Local & State Voices

Does Charlotte really need an environment committee?

Charlotte Mayor Vi Lyles merged threes City Council committees, including the environmental committee, into one.
Charlotte Mayor Vi Lyles merged threes City Council committees, including the environmental committee, into one. dtfoster@charlotteobserver.com

Yes, Charlotte City Council members should care about the environment. But does the council really need an Environment Committee? I have doubts; I’ll explain shortly.

To be clear, environmental issues are major: water and air quality, land conservation, and of course fighting the looming global disaster of climate change, to name some. So when Charlotte Mayor Vi Lyles eliminated the council’s Environment Committee, local environmental activists protested and urged her to restore the committee. Lyles replied that she wanted more efficiency and effectiveness. “What’s most important is what we do,” she said, “not the specific names and compositions of the committees.”

Nevertheless the optics aren’t good. It’s important to visibly support fighting climate change and caring for the environment.

There’s a problem, though. The convoluted way our local governments operate gives county government, not city, most local environmental programs.

Mecklenburg County, not Charlotte, manages local water quality, air quality and solid waste disposal. The county manages most stormwater services. (Runoff is the most significant water polluter here.) Mecklenburg County manages parks, greenways and nature preserves. The city has a tree ordinance to try to protect the tree canopy, but overall, city government’s environmental management role looks small.

That doesn’t mean the city has no role, or that the council’s Environment Committee did nothing. It crafted last year’s Strategic Energy Action Plan to urge reduced carbon emissions, the big villain in climate change. The plan proposes cutting local greenhouse gas emissions by 80 percent by 2050. City government is admirably working to cut its own energy use and reduce emissions.

But let’s be real. The biggest carbon emitter in Charlotte is driving gas- or diesel-powered vehicles. Driving creates 36 percent of local emissions. Our top environmental priority should be creating a city where everyone can drive less. That means changing how we travel and use land.

Our sprawling land use pattern forces us to drive. Even where there are sidewalks, walking is often impractical because things aren’t close, or streets don’t connect. To change the drive-everywhere pattern, we have to allow stores and workplaces closer to where people live. We have to make the city easier to walk and bicycle (and scooter) in, and expand transit.

Consider water and air pollution. The biggest polluter of Charlotte’s surface waters is sediment, coming from runoff from pavement. Parking lots for our cars are polluting our water. Air? Charlotte’s biggest air pollutant is ozone, a byproduct of tailpipes.
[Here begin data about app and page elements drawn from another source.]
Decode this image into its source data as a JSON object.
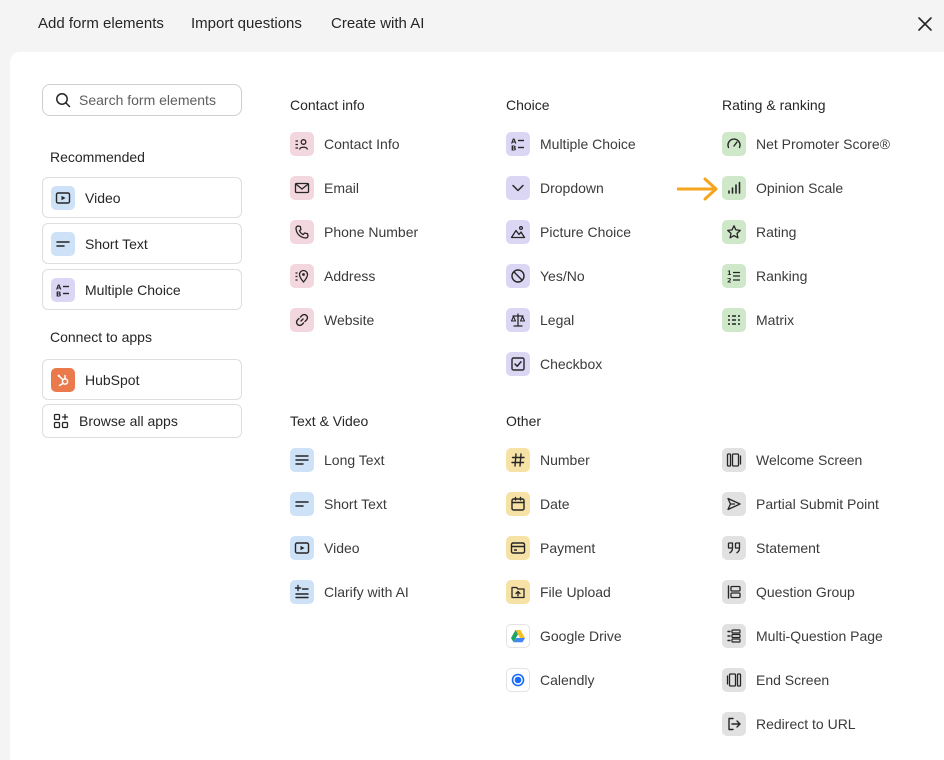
{
  "tabs": [
    "Add form elements",
    "Import questions",
    "Create with AI"
  ],
  "search": {
    "placeholder": "Search form elements"
  },
  "sidebar": {
    "recommended_heading": "Recommended",
    "recommended": [
      "Video",
      "Short Text",
      "Multiple Choice"
    ],
    "apps_heading": "Connect to apps",
    "apps": [
      "HubSpot"
    ],
    "browse_label": "Browse all apps"
  },
  "columns": {
    "contact": {
      "heading": "Contact info",
      "items": [
        "Contact Info",
        "Email",
        "Phone Number",
        "Address",
        "Website"
      ]
    },
    "choice": {
      "heading": "Choice",
      "items": [
        "Multiple Choice",
        "Dropdown",
        "Picture Choice",
        "Yes/No",
        "Legal",
        "Checkbox"
      ]
    },
    "rating": {
      "heading": "Rating & ranking",
      "items": [
        "Net Promoter Score®",
        "Opinion Scale",
        "Rating",
        "Ranking",
        "Matrix"
      ]
    },
    "text": {
      "heading": "Text & Video",
      "items": [
        "Long Text",
        "Short Text",
        "Video",
        "Clarify with AI"
      ]
    },
    "other": {
      "heading": "Other",
      "items": [
        "Number",
        "Date",
        "Payment",
        "File Upload",
        "Google Drive",
        "Calendly"
      ]
    },
    "screens": {
      "items": [
        "Welcome Screen",
        "Partial Submit Point",
        "Statement",
        "Question Group",
        "Multi-Question Page",
        "End Screen",
        "Redirect to URL"
      ]
    }
  },
  "colors": {
    "pink": "#f3d7de",
    "purple": "#dcd6f5",
    "green": "#cfe8c9",
    "blue": "#cde1f7",
    "yellow": "#f7e2a6",
    "gray": "#e1e1e1",
    "arrow": "#f5a41e",
    "hubspot": "#ea7a4b"
  }
}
The biggest threat to natural areas, and what shrinks our tree canopy, is our sprawling development habit.

All those environmental problems stem from our transportation, land use and planning.

If only the council had a Transportation and Planning Committee. I’m being facetious. It does. And that’s where the city’s environmental future should be front and center: whether we keep sprawling and driving.

City government in years past rarely seemed to consider the environment. I’m glad that’s changing. Maybe having an Environment Committee to proclaim the issue’s importance is worth the bureaucracy.

But couldn’t you both signal the importance and reflect reality by making the Transportation and Planning Committee into a Transportation, Land Use and Environment Committee?

Mary Newsom is a Charlotte writer.